WHAT THE EXERCISE ASKS:
What you return must match the records exactly, except that the pictures are gone.

GIVEN RECORDS:
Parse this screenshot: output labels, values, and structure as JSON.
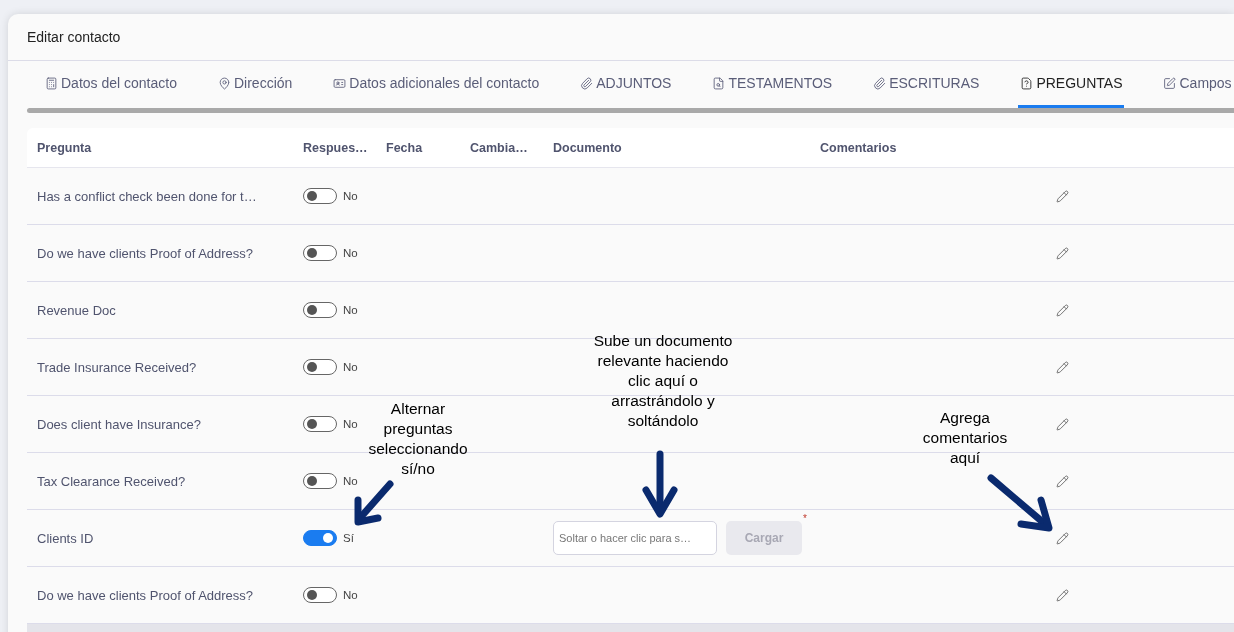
{
  "dialog": {
    "title": "Editar contacto"
  },
  "tabs": [
    {
      "label": "Datos del contacto",
      "selected": false
    },
    {
      "label": "Dirección",
      "selected": false
    },
    {
      "label": "Datos adicionales del contacto",
      "selected": false
    },
    {
      "label": "ADJUNTOS",
      "selected": false
    },
    {
      "label": "TESTAMENTOS",
      "selected": false
    },
    {
      "label": "ESCRITURAS",
      "selected": false
    },
    {
      "label": "PREGUNTAS",
      "selected": true
    },
    {
      "label": "Campos",
      "selected": false
    }
  ],
  "table": {
    "columns": [
      "Pregunta",
      "Respues…",
      "Fecha",
      "Cambia…",
      "Documento",
      "Comentarios"
    ],
    "rows": [
      {
        "question": "Has a conflict check been done for t…",
        "answer": {
          "on": false,
          "label": "No"
        }
      },
      {
        "question": "Do we have clients Proof of Address?",
        "answer": {
          "on": false,
          "label": "No"
        }
      },
      {
        "question": "Revenue Doc",
        "answer": {
          "on": false,
          "label": "No"
        }
      },
      {
        "question": "Trade Insurance Received?",
        "answer": {
          "on": false,
          "label": "No"
        }
      },
      {
        "question": "Does client have Insurance?",
        "answer": {
          "on": false,
          "label": "No"
        }
      },
      {
        "question": "Tax Clearance Received?",
        "answer": {
          "on": false,
          "label": "No"
        }
      },
      {
        "question": "Clients ID",
        "answer": {
          "on": true,
          "label": "Sí"
        },
        "document": {
          "placeholder": "Soltar o hacer clic para s…",
          "button": "Cargar",
          "button_disabled": true,
          "required_mark": "*"
        }
      },
      {
        "question": "Do we have clients Proof of Address?",
        "answer": {
          "on": false,
          "label": "No"
        }
      }
    ]
  },
  "annotations": [
    {
      "text": "Alternar preguntas seleccionando sí/no"
    },
    {
      "text": "Sube un documento relevante haciendo clic aquí o arrastrándolo y soltándolo"
    },
    {
      "text": "Agrega comentarios aquí"
    }
  ]
}
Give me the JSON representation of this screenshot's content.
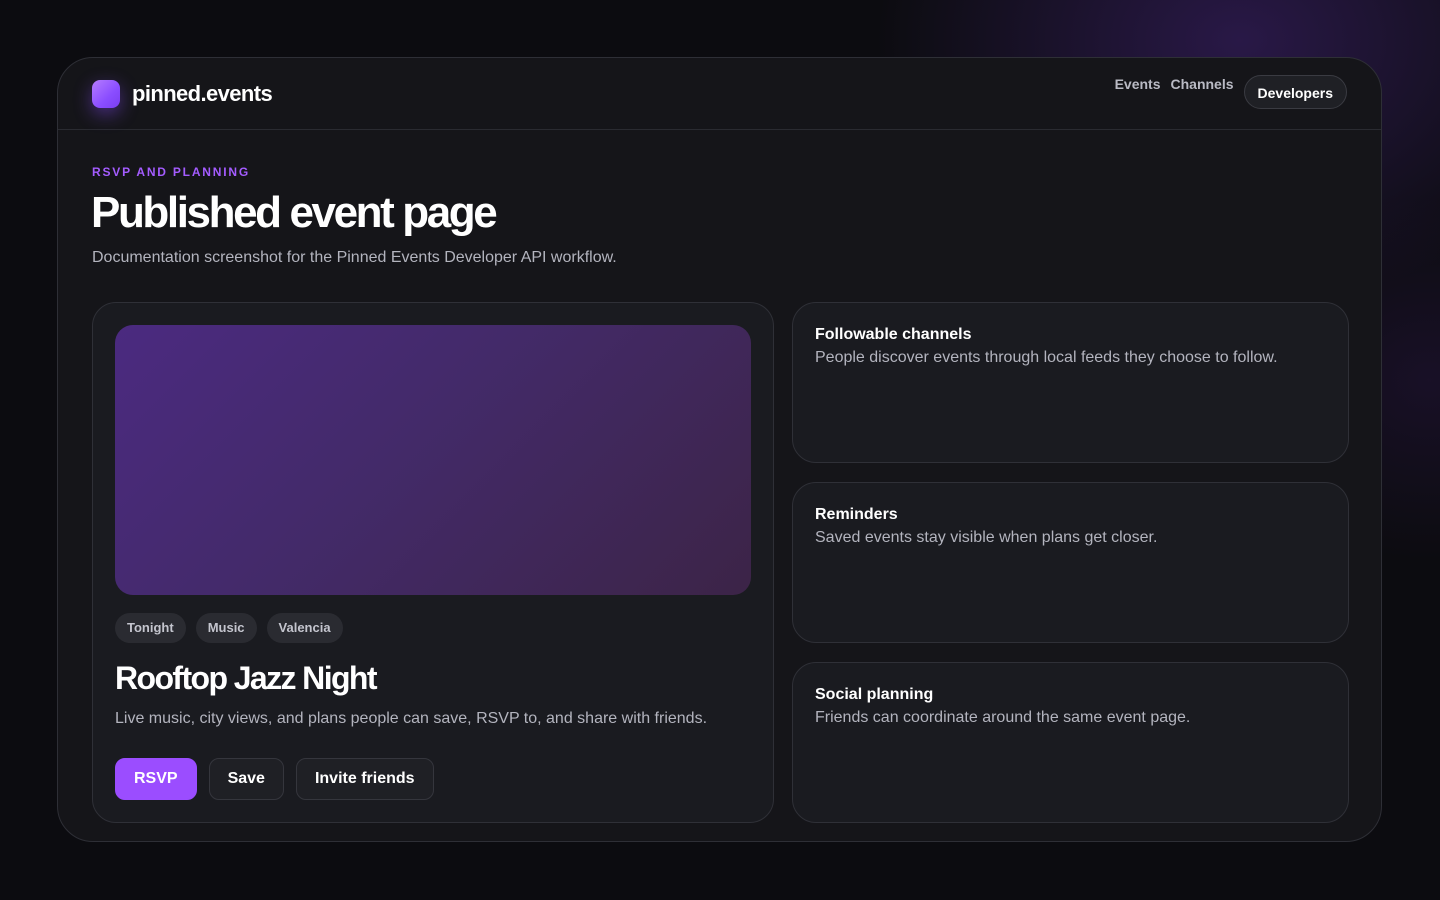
{
  "brand": {
    "name": "pinned.events",
    "accent_color": "#9b4dff"
  },
  "nav": {
    "events": "Events",
    "channels": "Channels",
    "developers": "Developers"
  },
  "page": {
    "eyebrow": "RSVP AND PLANNING",
    "title": "Published event page",
    "subtitle": "Documentation screenshot for the Pinned Events Developer API workflow."
  },
  "event": {
    "image_icon": "event-hero-image",
    "tags": [
      "Tonight",
      "Music",
      "Valencia"
    ],
    "title": "Rooftop Jazz Night",
    "description": "Live music, city views, and plans people can save, RSVP to, and share with friends.",
    "actions": {
      "rsvp": "RSVP",
      "save": "Save",
      "invite": "Invite friends"
    }
  },
  "features": [
    {
      "title": "Followable channels",
      "description": "People discover events through local feeds they choose to follow."
    },
    {
      "title": "Reminders",
      "description": "Saved events stay visible when plans get closer."
    },
    {
      "title": "Social planning",
      "description": "Friends can coordinate around the same event page."
    }
  ]
}
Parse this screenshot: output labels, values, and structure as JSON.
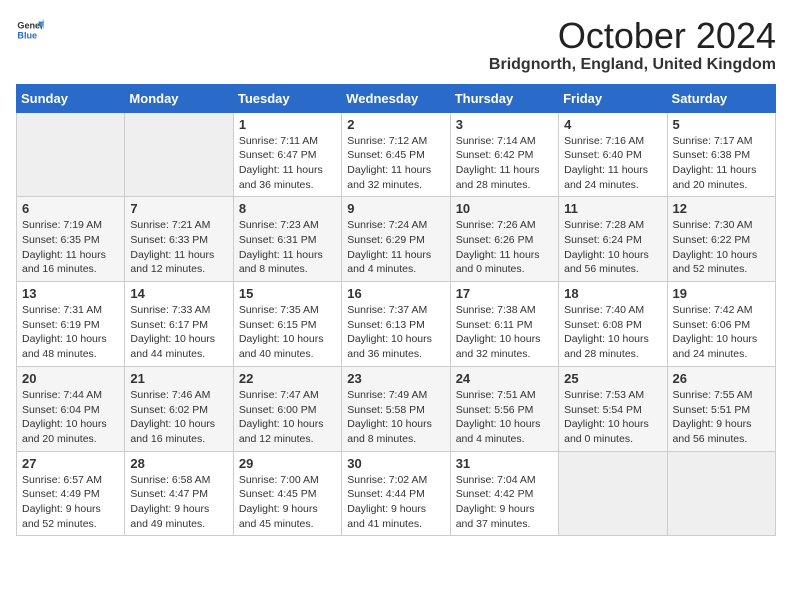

TASK SOLUTION:
Parse this screenshot: output labels, values, and structure as JSON.
{
  "dialog": {
    "title": "Editar contacto"
  },
  "tabs": [
    {
      "label": "Datos del contacto",
      "selected": false
    },
    {
      "label": "Dirección",
      "selected": false
    },
    {
      "label": "Datos adicionales del contacto",
      "selected": false
    },
    {
      "label": "ADJUNTOS",
      "selected": false
    },
    {
      "label": "TESTAMENTOS",
      "selected": false
    },
    {
      "label": "ESCRITURAS",
      "selected": false
    },
    {
      "label": "PREGUNTAS",
      "selected": true
    },
    {
      "label": "Campos",
      "selected": false
    }
  ],
  "table": {
    "columns": [
      "Pregunta",
      "Respues…",
      "Fecha",
      "Cambia…",
      "Documento",
      "Comentarios"
    ],
    "rows": [
      {
        "question": "Has a conflict check been done for t…",
        "answer": {
          "on": false,
          "label": "No"
        }
      },
      {
        "question": "Do we have clients Proof of Address?",
        "answer": {
          "on": false,
          "label": "No"
        }
      },
      {
        "question": "Revenue Doc",
        "answer": {
          "on": false,
          "label": "No"
        }
      },
      {
        "question": "Trade Insurance Received?",
        "answer": {
          "on": false,
          "label": "No"
        }
      },
      {
        "question": "Does client have Insurance?",
        "answer": {
          "on": false,
          "label": "No"
        }
      },
      {
        "question": "Tax Clearance Received?",
        "answer": {
          "on": false,
          "label": "No"
        }
      },
      {
        "question": "Clients ID",
        "answer": {
          "on": true,
          "label": "Sí"
        },
        "document": {
          "placeholder": "Soltar o hacer clic para s…",
          "button": "Cargar",
          "button_disabled": true,
          "required_mark": "*"
        }
      },
      {
        "question": "Do we have clients Proof of Address?",
        "answer": {
          "on": false,
          "label": "No"
        }
      }
    ]
  },
  "annotations": [
    {
      "text": "Alternar preguntas seleccionando sí/no"
    },
    {
      "text": "Sube un documento relevante haciendo clic aquí o arrastrándolo y soltándolo"
    },
    {
      "text": "Agrega comentarios aquí"
    }
  ]
}
Give me the JSON representation of this screenshot's content.
{
  "brand": {
    "name": "pinned.events",
    "accent_color": "#9b4dff"
  },
  "nav": {
    "events": "Events",
    "channels": "Channels",
    "developers": "Developers"
  },
  "page": {
    "eyebrow": "RSVP AND PLANNING",
    "title": "Published event page",
    "subtitle": "Documentation screenshot for the Pinned Events Developer API workflow."
  },
  "event": {
    "image_icon": "event-hero-image",
    "tags": [
      "Tonight",
      "Music",
      "Valencia"
    ],
    "title": "Rooftop Jazz Night",
    "description": "Live music, city views, and plans people can save, RSVP to, and share with friends.",
    "actions": {
      "rsvp": "RSVP",
      "save": "Save",
      "invite": "Invite friends"
    }
  },
  "features": [
    {
      "title": "Followable channels",
      "description": "People discover events through local feeds they choose to follow."
    },
    {
      "title": "Reminders",
      "description": "Saved events stay visible when plans get closer."
    },
    {
      "title": "Social planning",
      "description": "Friends can coordinate around the same event page."
    }
  ]
}
Parse this screenshot: output labels, values, and structure as JSON.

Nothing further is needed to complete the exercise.